Sounds like an organized and laid back sort of place - the license plates and just stopping at a mall as a way to cope with the problem. The restrictions might also help with pollution. Interesting.
Cannot wait to see Sebastian on the site!!
I hope things keep moving quickly after the sentencia is signed.

Anonymous said...

the license plates reminds me of when we had the gas problems in the 70's... i am old!

it sounds like you are goingto have wonderful memories and photos of sebastians birth country to share with him.

Anonymous said...

That Cathedral sounds gorgeous.
Very odd about driving in the city only when your license plate is up.
In Guatemala you have to pay for your toilet paper and then you get 1 square and a piece of newspapaer. Strange bathroom's in other cultures.
So glad you found some good friends to spend time with while you are there.

Anonymous said...

That Cathedral sounds gorgeous.
Very odd about driving in the city only when your license plate is up.
In Guatemala you have to pay for your toilet paper and then you get 1 square and a piece of newspapaer. Strange bathroom's in other cultures.
So glad you found some good friends to spend time with while you are there.

Anonymous said...

That Cathedral sounds gorgeous.
Very odd about driving in the city only when your license plate is up.
In Guatemala you have to pay for your toilet paper and then you get 1 square and a piece of newspapaer. Strange bathroom's in other cultures.
So glad you found some good friends to spend time with while you are there.

Anonymous said...

That Cathedral sounds gorgeous.
Very odd about driving in the city only when your license plate is up.
In Guatemala you have to pay for your toilet paper and then you get 1 square and a piece of newspapaer. Strange bathroom's in other cultures.
So glad you found some good friends to spend time with while you are there.

Debbie said...

That Cathedral sounds gorgeous.
Very odd about driving in the city only when your license plate is up.
In Guatemala you have to pay for your toilet paper and then you get 1 square and a piece of newspapaer. Strange bathroom's in other cultures.
So glad you found some good friends to spend time with while you are there.

Anonymous said...

That Cathedral sounds gorgeous.
Very odd about driving in the city only when your license plate is up.
In Guatemala you have to pay for your toilet paper and then you get 1 square and a piece of newspapaer. Strange bathroom's in other cultures.
So glad you found some good friends to spend time with while you are there.

Anonymous said...

Opps! Sorry just realized it was posting.

Anonymous said...

Opps! Sorry just realized it was posting.

Denise :o) said...

Yep, the same is true for the bathrooms in Russia. I only did that once too!

Sounds like a beautiful city. I think maybe Los Angeles should take Bogota's lead on the driving situation. It sounds good to me! ;o)

How much longer until you come home????

Elle said...

yeah, TP is outside the stalls in Russia too. Old skool squatty pottys in the former USSR though.

Thalia said...

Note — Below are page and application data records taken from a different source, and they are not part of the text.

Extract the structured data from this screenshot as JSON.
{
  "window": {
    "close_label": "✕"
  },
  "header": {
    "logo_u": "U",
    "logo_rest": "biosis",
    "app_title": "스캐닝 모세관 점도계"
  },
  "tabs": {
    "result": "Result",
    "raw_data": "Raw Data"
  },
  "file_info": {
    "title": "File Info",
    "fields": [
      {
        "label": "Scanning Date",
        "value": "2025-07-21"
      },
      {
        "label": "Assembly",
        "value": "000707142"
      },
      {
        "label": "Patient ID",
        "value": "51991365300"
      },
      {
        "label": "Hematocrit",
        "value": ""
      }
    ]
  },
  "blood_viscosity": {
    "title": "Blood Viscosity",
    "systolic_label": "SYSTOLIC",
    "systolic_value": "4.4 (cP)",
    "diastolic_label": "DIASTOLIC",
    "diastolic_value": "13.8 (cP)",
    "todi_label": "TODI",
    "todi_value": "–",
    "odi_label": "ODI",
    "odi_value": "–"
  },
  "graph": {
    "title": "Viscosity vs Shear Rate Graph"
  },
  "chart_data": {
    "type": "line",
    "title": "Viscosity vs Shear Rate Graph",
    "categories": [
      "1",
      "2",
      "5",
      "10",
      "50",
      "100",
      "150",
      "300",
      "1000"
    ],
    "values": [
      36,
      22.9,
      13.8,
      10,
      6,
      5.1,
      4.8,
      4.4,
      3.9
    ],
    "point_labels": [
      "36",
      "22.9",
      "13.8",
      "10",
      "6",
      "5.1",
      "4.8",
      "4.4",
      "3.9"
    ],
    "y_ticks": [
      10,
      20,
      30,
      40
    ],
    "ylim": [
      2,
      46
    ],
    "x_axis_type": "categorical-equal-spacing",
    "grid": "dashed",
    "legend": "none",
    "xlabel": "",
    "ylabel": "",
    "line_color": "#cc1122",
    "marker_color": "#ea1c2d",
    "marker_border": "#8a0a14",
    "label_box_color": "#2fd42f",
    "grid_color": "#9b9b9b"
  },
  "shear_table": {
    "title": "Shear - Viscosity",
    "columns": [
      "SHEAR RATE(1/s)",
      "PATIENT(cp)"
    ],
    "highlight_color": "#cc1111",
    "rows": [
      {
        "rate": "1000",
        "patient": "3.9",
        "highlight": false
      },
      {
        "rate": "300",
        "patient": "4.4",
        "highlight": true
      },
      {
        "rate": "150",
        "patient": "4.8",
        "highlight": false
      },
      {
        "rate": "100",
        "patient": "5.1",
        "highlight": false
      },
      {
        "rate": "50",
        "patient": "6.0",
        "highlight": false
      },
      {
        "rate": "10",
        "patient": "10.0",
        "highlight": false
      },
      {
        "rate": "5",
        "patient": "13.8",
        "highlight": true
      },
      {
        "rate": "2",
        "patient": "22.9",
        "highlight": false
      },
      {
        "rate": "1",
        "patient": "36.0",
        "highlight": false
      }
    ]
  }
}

It's good to hear all your news, sounds like you are really making the most of your time there! How come you aren't taking sebastian with you on the trips? Is he not allowed to go with you?

MMrussianadoption said...

In GUM (the mall in red square) they have the toilet paper outside the stalls too.